Two and a half months later, on Oct. 24, during a legislative inquiry, Lapeña backpedaled on his earlier statement, saying magnetic lifters found in Cavite may have contained illegal drugs. This after former Customs X-ray Inspection Project (XIP) chief Lourdes Mangaoang told the congressional hearing on Oct. 18 that illegal drugs were detected in the Cavite magnetic lifters. Moreover, X-ray images showed the four magnetic lifters did not have any overhead cranes, suggesting that there was no intention to use the magnetic lifters for industrial purposes.
Dogs don’t lie
Mangaoang showed the X-ray images of the magnetic lifters the BOC examined on July 14. She said they were all contained in the report she gave Lapeña and was thus quite surprised when Lapeña did not take any action. “I gave him a copy.
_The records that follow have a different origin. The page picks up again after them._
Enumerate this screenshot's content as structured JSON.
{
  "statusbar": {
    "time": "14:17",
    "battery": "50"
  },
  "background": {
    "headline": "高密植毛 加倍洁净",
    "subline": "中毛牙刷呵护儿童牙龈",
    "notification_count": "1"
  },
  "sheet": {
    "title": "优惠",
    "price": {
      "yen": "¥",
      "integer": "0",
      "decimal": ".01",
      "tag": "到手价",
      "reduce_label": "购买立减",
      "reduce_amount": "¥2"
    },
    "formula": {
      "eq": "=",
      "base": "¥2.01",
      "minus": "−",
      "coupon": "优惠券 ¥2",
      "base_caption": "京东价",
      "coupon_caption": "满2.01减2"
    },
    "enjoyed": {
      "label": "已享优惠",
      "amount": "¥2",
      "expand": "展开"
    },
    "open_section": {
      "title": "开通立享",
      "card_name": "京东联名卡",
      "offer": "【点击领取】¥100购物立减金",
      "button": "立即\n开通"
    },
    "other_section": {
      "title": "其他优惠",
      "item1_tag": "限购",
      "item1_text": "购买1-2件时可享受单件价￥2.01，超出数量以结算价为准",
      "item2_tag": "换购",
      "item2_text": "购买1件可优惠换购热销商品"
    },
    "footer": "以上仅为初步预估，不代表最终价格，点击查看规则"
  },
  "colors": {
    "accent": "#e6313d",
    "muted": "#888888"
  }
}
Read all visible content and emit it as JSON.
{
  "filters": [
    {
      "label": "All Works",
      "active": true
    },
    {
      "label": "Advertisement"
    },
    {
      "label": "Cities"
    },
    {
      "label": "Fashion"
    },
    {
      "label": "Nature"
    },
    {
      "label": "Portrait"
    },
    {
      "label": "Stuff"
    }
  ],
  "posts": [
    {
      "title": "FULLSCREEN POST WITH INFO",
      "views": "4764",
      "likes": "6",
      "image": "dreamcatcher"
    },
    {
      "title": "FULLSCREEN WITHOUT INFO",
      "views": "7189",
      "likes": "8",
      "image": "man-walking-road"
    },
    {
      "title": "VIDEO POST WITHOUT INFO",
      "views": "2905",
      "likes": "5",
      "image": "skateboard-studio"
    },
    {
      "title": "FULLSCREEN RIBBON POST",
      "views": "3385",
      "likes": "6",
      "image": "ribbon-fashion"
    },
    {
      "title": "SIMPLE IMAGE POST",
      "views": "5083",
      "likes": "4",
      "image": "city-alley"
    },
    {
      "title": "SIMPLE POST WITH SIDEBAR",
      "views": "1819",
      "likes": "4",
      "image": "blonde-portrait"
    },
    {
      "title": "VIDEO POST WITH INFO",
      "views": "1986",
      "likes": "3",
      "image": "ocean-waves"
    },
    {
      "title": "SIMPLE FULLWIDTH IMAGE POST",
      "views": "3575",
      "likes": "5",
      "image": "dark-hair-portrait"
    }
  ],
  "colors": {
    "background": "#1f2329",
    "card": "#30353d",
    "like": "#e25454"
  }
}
Sir, may laman yan, i-relieve mo yung mga involved, pero wala siyang aksyon. Pinagtatakahan ko, wala siyang aksyon. Shabu ito.”
She explained that she showed the images to Lapeña and said it’s not empty and he should relieve those involved. She was puzzled why there was no action. She added that Lapeña can be held liable for command responsibility.
In media interviews after the hearing, Mangaoang told ABS-CBN News: “Dogs don’t lie, X-ray machines do not lie, only people can lie. I am very sure it was deliberate. That is the modus operandi, if the examiner sees some undeclared contents in the container, they deliberately blur the image.”
Mangaoang also dismissed claims that the current X-ray machines weren’t functioning well and, therefore, cannot penetrate such magnetic lifters.
“The X-ray can penetrate 11 inches of steel, therefore, kaya niyang i-penetrate ito. What the Bureau of Customs officials is doing, they are covering up for the crime,” she said.
Mangaoang lamented that while she was invited as a resource person in the hearing, she was the one whose credibility was questioned by the lawmakers. She said Lapeña was the one on trial, but “I felt I was the one being treated as a criminal by these ‘inquisitors,’” I heard her lament over the radio after the hearing.
Shabu street price drops
Lapeña had no recourse but change his tune because on top of Mangaoang’s testimony, the PDEA reported that tests it conducted revealed that drugs seized from the Manila port matched samples from its recent busts and that following the magnetic lifters incident, shabu sold in the streets is now priced at P1,400 to P1,800 per gram, down from the P6,800 to P8,000 per gram in July.
PDEA’s Aquino said laboratory test results last Aug. 1 in Quezon City, Aug. 26 in Sta. Cruz, Manila and Oct. 1 in Muntinlupa City showed strong similarity to drugs seized from the Manila port.
“Match sila. Highly co-related, similar. Ibig sabihin, iisa ang source (it means there is only one source),” he said.
Lapeña may have been cleared of responsibility in the disappearance of the shabu, but the NBI has brought a graft complaint against him before the Department of Justice (DOJ) on Nov. 12 over the loss in March of a shipment of 105 containers of ceramic tiles worth P69 million. The NBI also asked the DOJ to bring administrative charges against Lapeña for gross neglect of duty and grave misconduct over the disappearance of the shipment from the port of Manila. Will the NBI case prosper? If Lapeña is cleared, then why is he untouchable?
Meanwhile, drug busts and extrajudicial killings continue. Wouldn’t it have been much, much easier if government didn’t allow the shabu to get away? I don’t know how to compute how many one-gram shabu is equivalent to the P11.1 billion lost shipment. I only know it translates into an awful lot of shabu now in our streets.
Meanwhile, many alleged pushers and dealers continue to be arrested and killed. After all this time, why have we not found the kingpins?